Clearview AI Faces Class-Action Privacy Suit

Artificial intelligence company Clearview AI was sued by plaintiff David Mutnick in a class action complaint, which alleges Clearview violated his and similarly situated individuals’ privacy. The suit was filed in the Illinois Northern District Court on January 22. Mutnick is represented by Loevy & Loevy.

Clearview’s activities came to light four days prior to the suit when the New York Times published an article that revealed how the app works. “You take a picture of a person, upload it and get to see public photos of that person, along with links to where those photos appeared.”  The database is built from Facebook, YouTube, Venmo, and other websites, comprising a facial recognition database larger than any US government or Silicon Valley creation.  Federal and state law enforcement stated they have used the app in a variety of investigations. 

According to the lawsuit, Clearview “used the internet to covertly gather information on millions of American citizens, collecting approximately three billion pictures of them, without any reason to suspect any of them of having done anything wrong, ever. After obtaining these images, Clearview used artificial intelligence algorithms to scan the facial geometry of each individual depicted in the images, a technique that violates multiple privacy laws.
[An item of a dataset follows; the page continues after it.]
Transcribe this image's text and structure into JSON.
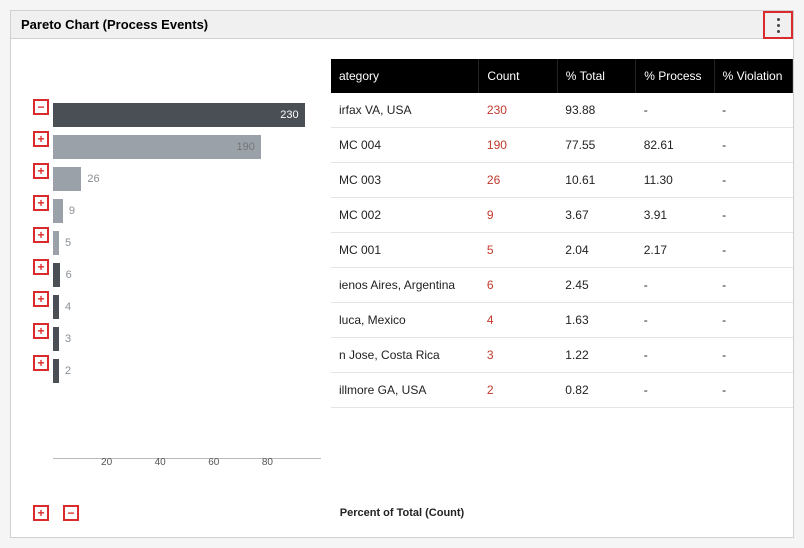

Clearview now furnishes this data to law enforcement agencies in Illinois, for a fee.”

Clearview records being kept by law enforcement agencies, regardless of an individual’s criminal history.  “Clearview’s technology really offers…a massive surveillance state with files on almost every citizen, despite the presumption of innocence…[O]ne of Defendant Clearview’s financial backers has conceded that Clearview may be laying the groundwork for a ‘dystopian future.’ Anyone utilizing the technology could determine the identities of people as they walked down the street, attended a political rally or enjoyed time in public with their families.”

The complaint also noted that Clearview is the gatekeeper to this information and “it knows who the police are interested in and, often, where those people may be.” Mutnik argued this practice poses a threat to individuals’ freedoms. Clearview has not only provided database access to law enforcement but also to organizations including banks and retail loss-prevention specialists. Clearview allegedly acquired images by “scraping” them, a practice which automates the mass downloading of images and often violates the terms of service of a website. The complaint argued Clearview “sold, traded, leased and otherwise profited from those biometric identifiers and information.”

According to the complaint, Clearview has violated the First, Fourth, and Fourteenth Amendments, as well as the Contracts Clause of the United States Constitution. The plaintiffs also alleged violations of the Illinois Biometric Information Privacy Act (BIPA), arguing Clearview did not provide the required written information nor obtain written releases to its subjects’ biometric information.

In sum, Mutnick argued that Clearview unlawfully gathered biometric data from citizens without their knowledge or consent and has profited from selling this information to third parties. He has sought class certification, injunctive and declaratory relief, an award for damages, as well as the expungement of the records.